Collected data entries:

⟨

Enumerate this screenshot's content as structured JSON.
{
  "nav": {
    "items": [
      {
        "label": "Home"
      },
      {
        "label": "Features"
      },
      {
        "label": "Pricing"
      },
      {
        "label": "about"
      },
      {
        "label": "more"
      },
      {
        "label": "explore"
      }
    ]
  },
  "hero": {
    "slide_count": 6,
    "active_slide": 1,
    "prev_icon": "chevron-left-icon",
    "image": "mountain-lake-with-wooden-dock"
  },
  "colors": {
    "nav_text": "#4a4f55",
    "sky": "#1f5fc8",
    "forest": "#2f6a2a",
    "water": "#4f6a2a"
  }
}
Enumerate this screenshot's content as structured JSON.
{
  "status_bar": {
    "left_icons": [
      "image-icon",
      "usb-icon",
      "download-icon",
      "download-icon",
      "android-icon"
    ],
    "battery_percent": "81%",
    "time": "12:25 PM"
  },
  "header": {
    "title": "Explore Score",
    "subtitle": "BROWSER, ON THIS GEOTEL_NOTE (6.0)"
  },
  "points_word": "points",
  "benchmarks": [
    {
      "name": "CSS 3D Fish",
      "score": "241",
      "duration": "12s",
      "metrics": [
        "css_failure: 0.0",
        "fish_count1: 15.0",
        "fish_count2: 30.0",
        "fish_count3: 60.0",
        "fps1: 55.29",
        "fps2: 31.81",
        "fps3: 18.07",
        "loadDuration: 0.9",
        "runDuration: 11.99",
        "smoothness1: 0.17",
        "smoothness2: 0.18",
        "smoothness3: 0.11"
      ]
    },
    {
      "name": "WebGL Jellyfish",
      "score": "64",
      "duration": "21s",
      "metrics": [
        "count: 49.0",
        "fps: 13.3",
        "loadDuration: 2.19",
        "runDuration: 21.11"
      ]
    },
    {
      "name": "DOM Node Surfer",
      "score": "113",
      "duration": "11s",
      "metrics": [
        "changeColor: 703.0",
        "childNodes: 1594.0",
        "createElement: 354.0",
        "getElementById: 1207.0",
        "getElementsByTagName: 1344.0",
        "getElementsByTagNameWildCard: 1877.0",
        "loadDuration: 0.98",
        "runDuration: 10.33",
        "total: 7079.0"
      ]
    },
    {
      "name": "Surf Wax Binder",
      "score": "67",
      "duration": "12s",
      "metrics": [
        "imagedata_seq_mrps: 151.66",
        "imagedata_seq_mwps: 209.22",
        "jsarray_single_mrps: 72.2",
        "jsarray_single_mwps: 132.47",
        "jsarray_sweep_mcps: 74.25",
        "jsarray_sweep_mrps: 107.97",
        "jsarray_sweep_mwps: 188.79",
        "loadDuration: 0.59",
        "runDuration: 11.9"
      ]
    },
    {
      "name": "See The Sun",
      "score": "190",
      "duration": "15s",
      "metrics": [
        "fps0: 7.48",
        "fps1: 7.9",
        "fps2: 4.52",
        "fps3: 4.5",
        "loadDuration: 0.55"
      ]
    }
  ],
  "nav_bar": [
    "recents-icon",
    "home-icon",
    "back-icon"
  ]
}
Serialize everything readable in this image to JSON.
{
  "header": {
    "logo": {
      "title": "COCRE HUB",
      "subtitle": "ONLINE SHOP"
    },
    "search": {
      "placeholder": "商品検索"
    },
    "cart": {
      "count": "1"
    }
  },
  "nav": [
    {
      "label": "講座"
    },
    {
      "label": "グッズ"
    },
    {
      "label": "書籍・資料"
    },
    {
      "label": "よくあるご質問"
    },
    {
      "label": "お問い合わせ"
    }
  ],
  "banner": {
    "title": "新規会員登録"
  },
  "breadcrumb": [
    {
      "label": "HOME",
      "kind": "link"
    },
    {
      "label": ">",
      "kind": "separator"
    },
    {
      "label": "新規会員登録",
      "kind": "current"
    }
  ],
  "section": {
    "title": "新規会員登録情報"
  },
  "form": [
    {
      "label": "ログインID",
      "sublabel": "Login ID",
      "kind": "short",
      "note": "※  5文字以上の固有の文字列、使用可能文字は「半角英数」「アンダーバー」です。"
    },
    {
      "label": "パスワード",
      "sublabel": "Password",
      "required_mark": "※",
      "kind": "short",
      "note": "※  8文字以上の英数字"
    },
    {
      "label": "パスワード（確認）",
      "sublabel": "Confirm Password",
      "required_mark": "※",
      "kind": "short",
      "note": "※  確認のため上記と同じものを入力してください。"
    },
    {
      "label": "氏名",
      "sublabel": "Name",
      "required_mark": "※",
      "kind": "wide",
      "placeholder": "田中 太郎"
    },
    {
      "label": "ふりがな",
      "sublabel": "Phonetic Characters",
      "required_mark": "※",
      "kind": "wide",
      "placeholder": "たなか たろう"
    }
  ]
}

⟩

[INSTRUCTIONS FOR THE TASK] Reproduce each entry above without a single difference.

[EXERCISE ANSWER]
Enumerate this screenshot's content as structured JSON.
{
  "nav": {
    "items": [
      {
        "label": "Home"
      },
      {
        "label": "Features"
      },
      {
        "label": "Pricing"
      },
      {
        "label": "about"
      },
      {
        "label": "more"
      },
      {
        "label": "explore"
      }
    ]
  },
  "hero": {
    "slide_count": 6,
    "active_slide": 1,
    "prev_icon": "chevron-left-icon",
    "image": "mountain-lake-with-wooden-dock"
  },
  "colors": {
    "nav_text": "#4a4f55",
    "sky": "#1f5fc8",
    "forest": "#2f6a2a",
    "water": "#4f6a2a"
  }
}
Enumerate this screenshot's content as structured JSON.
{
  "status_bar": {
    "left_icons": [
      "image-icon",
      "usb-icon",
      "download-icon",
      "download-icon",
      "android-icon"
    ],
    "battery_percent": "81%",
    "time": "12:25 PM"
  },
  "header": {
    "title": "Explore Score",
    "subtitle": "BROWSER, ON THIS GEOTEL_NOTE (6.0)"
  },
  "points_word": "points",
  "benchmarks": [
    {
      "name": "CSS 3D Fish",
      "score": "241",
      "duration": "12s",
      "metrics": [
        "css_failure: 0.0",
        "fish_count1: 15.0",
        "fish_count2: 30.0",
        "fish_count3: 60.0",
        "fps1: 55.29",
        "fps2: 31.81",
        "fps3: 18.07",
        "loadDuration: 0.9",
        "runDuration: 11.99",
        "smoothness1: 0.17",
        "smoothness2: 0.18",
        "smoothness3: 0.11"
      ]
    },
    {
      "name": "WebGL Jellyfish",
      "score": "64",
      "duration": "21s",
      "metrics": [
        "count: 49.0",
        "fps: 13.3",
        "loadDuration: 2.19",
        "runDuration: 21.11"
      ]
    },
    {
      "name": "DOM Node Surfer",
      "score": "113",
      "duration": "11s",
      "metrics": [
        "changeColor: 703.0",
        "childNodes: 1594.0",
        "createElement: 354.0",
        "getElementById: 1207.0",
        "getElementsByTagName: 1344.0",
        "getElementsByTagNameWildCard: 1877.0",
        "loadDuration: 0.98",
        "runDuration: 10.33",
        "total: 7079.0"
      ]
    },
    {
      "name": "Surf Wax Binder",
      "score": "67",
      "duration": "12s",
      "metrics": [
        "imagedata_seq_mrps: 151.66",
        "imagedata_seq_mwps: 209.22",
        "jsarray_single_mrps: 72.2",
        "jsarray_single_mwps: 132.47",
        "jsarray_sweep_mcps: 74.25",
        "jsarray_sweep_mrps: 107.97",
        "jsarray_sweep_mwps: 188.79",
        "loadDuration: 0.59",
        "runDuration: 11.9"
      ]
    },
    {
      "name": "See The Sun",
      "score": "190",
      "duration": "15s",
      "metrics": [
        "fps0: 7.48",
        "fps1: 7.9",
        "fps2: 4.52",
        "fps3: 4.5",
        "loadDuration: 0.55"
      ]
    }
  ],
  "nav_bar": [
    "recents-icon",
    "home-icon",
    "back-icon"
  ]
}
Serialize everything readable in this image to JSON.
{
  "header": {
    "logo": {
      "title": "COCRE HUB",
      "subtitle": "ONLINE SHOP"
    },
    "search": {
      "placeholder": "商品検索"
    },
    "cart": {
      "count": "1"
    }
  },
  "nav": [
    {
      "label": "講座"
    },
    {
      "label": "グッズ"
    },
    {
      "label": "書籍・資料"
    },
    {
      "label": "よくあるご質問"
    },
    {
      "label": "お問い合わせ"
    }
  ],
  "banner": {
    "title": "新規会員登録"
  },
  "breadcrumb": [
    {
      "label": "HOME",
      "kind": "link"
    },
    {
      "label": ">",
      "kind": "separator"
    },
    {
      "label": "新規会員登録",
      "kind": "current"
    }
  ],
  "section": {
    "title": "新規会員登録情報"
  },
  "form": [
    {
      "label": "ログインID",
      "sublabel": "Login ID",
      "kind": "short",
      "note": "※  5文字以上の固有の文字列、使用可能文字は「半角英数」「アンダーバー」です。"
    },
    {
      "label": "パスワード",
      "sublabel": "Password",
      "required_mark": "※",
      "kind": "short",
      "note": "※  8文字以上の英数字"
    },
    {
      "label": "パスワード（確認）",
      "sublabel": "Confirm Password",
      "required_mark": "※",
      "kind": "short",
      "note": "※  確認のため上記と同じものを入力してください。"
    },
    {
      "label": "氏名",
      "sublabel": "Name",
      "required_mark": "※",
      "kind": "wide",
      "placeholder": "田中 太郎"
    },
    {
      "label": "ふりがな",
      "sublabel": "Phonetic Characters",
      "required_mark": "※",
      "kind": "wide",
      "placeholder": "たなか たろう"
    }
  ]
}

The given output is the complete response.